> _Task directions_: Output each record exactly, with nothing omitted.

> _Stored data entries_:

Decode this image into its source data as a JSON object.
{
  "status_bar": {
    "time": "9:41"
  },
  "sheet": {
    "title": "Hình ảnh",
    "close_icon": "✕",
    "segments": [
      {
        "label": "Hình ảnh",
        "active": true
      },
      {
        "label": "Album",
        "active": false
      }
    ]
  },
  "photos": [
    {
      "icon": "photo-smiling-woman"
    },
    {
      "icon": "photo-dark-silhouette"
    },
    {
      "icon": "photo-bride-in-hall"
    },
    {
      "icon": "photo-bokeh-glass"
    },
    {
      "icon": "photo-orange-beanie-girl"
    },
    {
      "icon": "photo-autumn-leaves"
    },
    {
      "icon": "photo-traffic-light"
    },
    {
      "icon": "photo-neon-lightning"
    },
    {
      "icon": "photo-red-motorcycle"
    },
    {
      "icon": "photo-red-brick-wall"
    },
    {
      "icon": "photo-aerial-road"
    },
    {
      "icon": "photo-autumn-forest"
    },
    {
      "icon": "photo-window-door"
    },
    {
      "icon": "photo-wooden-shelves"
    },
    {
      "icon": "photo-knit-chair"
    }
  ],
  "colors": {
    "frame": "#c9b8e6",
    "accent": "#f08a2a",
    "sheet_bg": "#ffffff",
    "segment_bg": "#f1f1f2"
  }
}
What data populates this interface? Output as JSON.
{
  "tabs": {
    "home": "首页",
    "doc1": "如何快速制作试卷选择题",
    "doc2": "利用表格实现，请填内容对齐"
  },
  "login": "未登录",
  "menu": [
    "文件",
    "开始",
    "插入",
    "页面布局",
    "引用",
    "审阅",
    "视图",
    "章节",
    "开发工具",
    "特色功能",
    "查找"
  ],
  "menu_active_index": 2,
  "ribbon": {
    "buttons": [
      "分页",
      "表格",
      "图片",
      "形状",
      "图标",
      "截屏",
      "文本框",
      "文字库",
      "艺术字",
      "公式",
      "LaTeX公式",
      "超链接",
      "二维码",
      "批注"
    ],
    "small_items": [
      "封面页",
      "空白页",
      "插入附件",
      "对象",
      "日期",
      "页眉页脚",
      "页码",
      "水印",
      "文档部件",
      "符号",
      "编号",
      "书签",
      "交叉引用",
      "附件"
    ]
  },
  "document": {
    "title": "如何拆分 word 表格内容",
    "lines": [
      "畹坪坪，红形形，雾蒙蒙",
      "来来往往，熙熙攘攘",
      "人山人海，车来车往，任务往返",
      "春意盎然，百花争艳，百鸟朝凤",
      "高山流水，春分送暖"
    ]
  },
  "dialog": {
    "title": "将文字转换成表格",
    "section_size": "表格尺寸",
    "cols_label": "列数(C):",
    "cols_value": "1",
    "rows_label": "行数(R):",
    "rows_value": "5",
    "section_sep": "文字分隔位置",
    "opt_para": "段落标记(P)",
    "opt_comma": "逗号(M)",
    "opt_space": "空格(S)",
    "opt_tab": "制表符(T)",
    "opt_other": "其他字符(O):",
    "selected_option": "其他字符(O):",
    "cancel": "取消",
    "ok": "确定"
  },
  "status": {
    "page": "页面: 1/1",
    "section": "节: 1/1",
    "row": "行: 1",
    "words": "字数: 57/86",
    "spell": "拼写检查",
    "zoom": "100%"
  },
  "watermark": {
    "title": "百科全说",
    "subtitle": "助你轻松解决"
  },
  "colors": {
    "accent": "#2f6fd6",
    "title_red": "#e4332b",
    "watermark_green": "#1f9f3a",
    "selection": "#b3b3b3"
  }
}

> _Exercise result_:
Decode this image into its source data as a JSON object.
{
  "status_bar": {
    "time": "9:41"
  },
  "sheet": {
    "title": "Hình ảnh",
    "close_icon": "✕",
    "segments": [
      {
        "label": "Hình ảnh",
        "active": true
      },
      {
        "label": "Album",
        "active": false
      }
    ]
  },
  "photos": [
    {
      "icon": "photo-smiling-woman"
    },
    {
      "icon": "photo-dark-silhouette"
    },
    {
      "icon": "photo-bride-in-hall"
    },
    {
      "icon": "photo-bokeh-glass"
    },
    {
      "icon": "photo-orange-beanie-girl"
    },
    {
      "icon": "photo-autumn-leaves"
    },
    {
      "icon": "photo-traffic-light"
    },
    {
      "icon": "photo-neon-lightning"
    },
    {
      "icon": "photo-red-motorcycle"
    },
    {
      "icon": "photo-red-brick-wall"
    },
    {
      "icon": "photo-aerial-road"
    },
    {
      "icon": "photo-autumn-forest"
    },
    {
      "icon": "photo-window-door"
    },
    {
      "icon": "photo-wooden-shelves"
    },
    {
      "icon": "photo-knit-chair"
    }
  ],
  "colors": {
    "frame": "#c9b8e6",
    "accent": "#f08a2a",
    "sheet_bg": "#ffffff",
    "segment_bg": "#f1f1f2"
  }
}
What data populates this interface? Output as JSON.
{
  "tabs": {
    "home": "首页",
    "doc1": "如何快速制作试卷选择题",
    "doc2": "利用表格实现，请填内容对齐"
  },
  "login": "未登录",
  "menu": [
    "文件",
    "开始",
    "插入",
    "页面布局",
    "引用",
    "审阅",
    "视图",
    "章节",
    "开发工具",
    "特色功能",
    "查找"
  ],
  "menu_active_index": 2,
  "ribbon": {
    "buttons": [
      "分页",
      "表格",
      "图片",
      "形状",
      "图标",
      "截屏",
      "文本框",
      "文字库",
      "艺术字",
      "公式",
      "LaTeX公式",
      "超链接",
      "二维码",
      "批注"
    ],
    "small_items": [
      "封面页",
      "空白页",
      "插入附件",
      "对象",
      "日期",
      "页眉页脚",
      "页码",
      "水印",
      "文档部件",
      "符号",
      "编号",
      "书签",
      "交叉引用",
      "附件"
    ]
  },
  "document": {
    "title": "如何拆分 word 表格内容",
    "lines": [
      "畹坪坪，红形形，雾蒙蒙",
      "来来往往，熙熙攘攘",
      "人山人海，车来车往，任务往返",
      "春意盎然，百花争艳，百鸟朝凤",
      "高山流水，春分送暖"
    ]
  },
  "dialog": {
    "title": "将文字转换成表格",
    "section_size": "表格尺寸",
    "cols_label": "列数(C):",
    "cols_value": "1",
    "rows_label": "行数(R):",
    "rows_value": "5",
    "section_sep": "文字分隔位置",
    "opt_para": "段落标记(P)",
    "opt_comma": "逗号(M)",
    "opt_space": "空格(S)",
    "opt_tab": "制表符(T)",
    "opt_other": "其他字符(O):",
    "selected_option": "其他字符(O):",
    "cancel": "取消",
    "ok": "确定"
  },
  "status": {
    "page": "页面: 1/1",
    "section": "节: 1/1",
    "row": "行: 1",
    "words": "字数: 57/86",
    "spell": "拼写检查",
    "zoom": "100%"
  },
  "watermark": {
    "title": "百科全说",
    "subtitle": "助你轻松解决"
  },
  "colors": {
    "accent": "#2f6fd6",
    "title_red": "#e4332b",
    "watermark_green": "#1f9f3a",
    "selection": "#b3b3b3"
  }
}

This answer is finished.